However Osborne ignored both pieces of advice and decided to stick to his present course. Appearing before the Treasury committee today to explain his decisions, the chancellor said is approach was "the right one" and said there was no Plan B or even Plan C.
"Have our GDP numbers come in below what we hoped for a couple years ago?
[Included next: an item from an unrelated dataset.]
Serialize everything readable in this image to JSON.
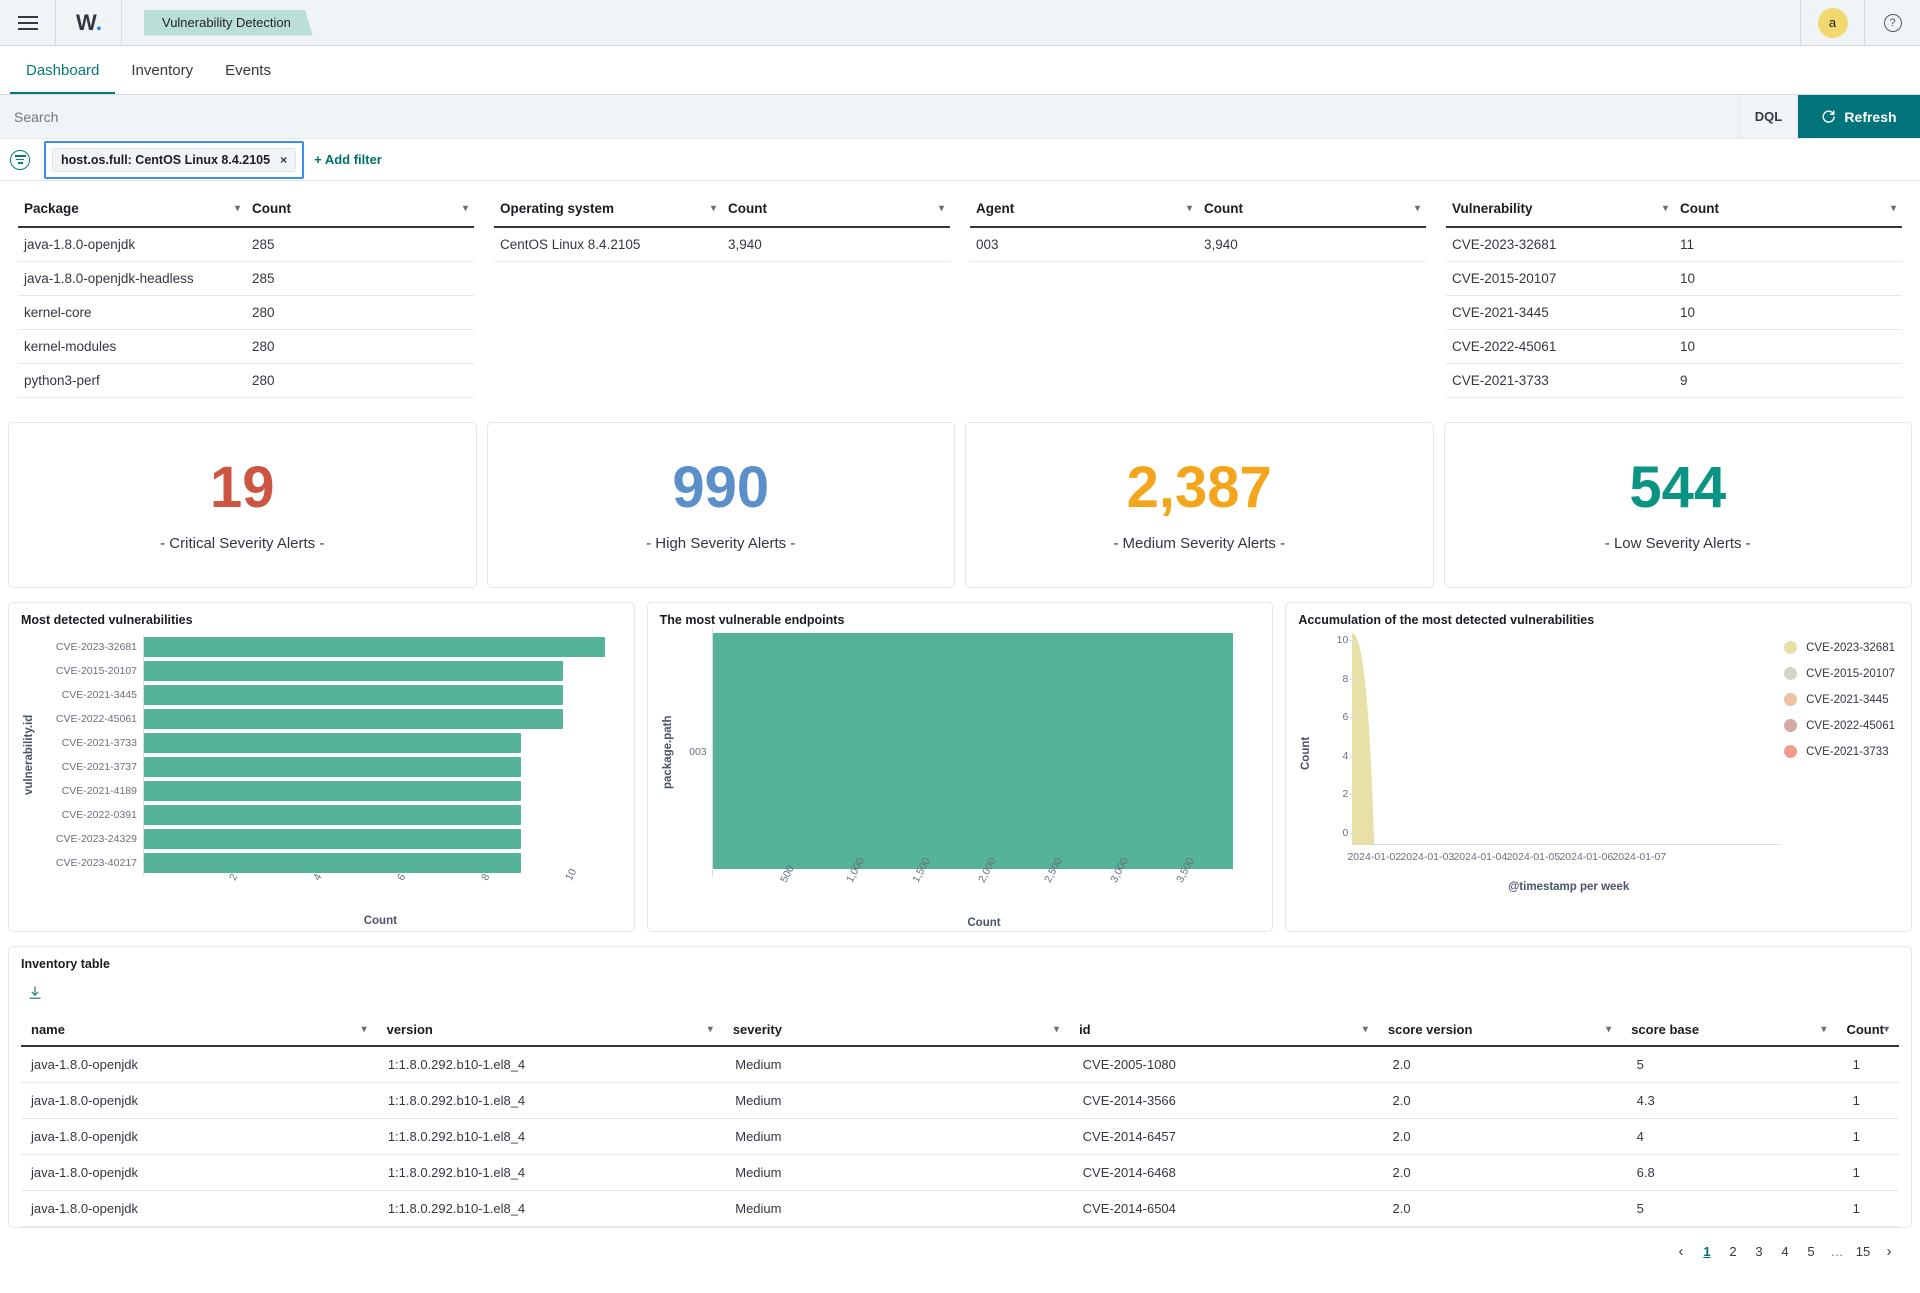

Yes it has," he admitted. "But there is not a single G7 finance minister who wouldn't say the same thing."
"There are a set of people who believe, they tend to believe this in good times and bad, the answer to both good years and bad is more public spending," he said.
In advance of the Budget, three former members of the Bank of England’s Monetary Policy Committee (MPC) launched a scathing attack on Osborne’s handling of the economy.
Speaking to The Huffington Post UK, economists Sushil Wadhwani, Adam Posen and David Blanchflower called the chancellor’s austerity measures "premature", “self-defeating” and "completely at odds with economic theory".
They argued that the UK is now in the midst of a Japanese-style 'lost decade' of economic stagnation and high unemployment.
However Osborne said following that advice would put at risk the UK's ability to "command the confidence of the rest of the world".
"This is not an academic exercise, this is a real time exercise involving real people and real jobs, I am not prepared to take big risks on the basis of particular academic theories," he said.
And the chancellor equally rejected calls from the right, implicitly including many of his own backbench MPs, that he should be more radical and cut spending and taxes even more.
"I equally get from some right-wing economist the argument we should have shock therapy for the British economy, I would argue the British economy has had enough shock therapy, three or four years ago," he said.
"If there was some magic solution to the problems this economy, or any of the other western economies face, I am sure it would have been found."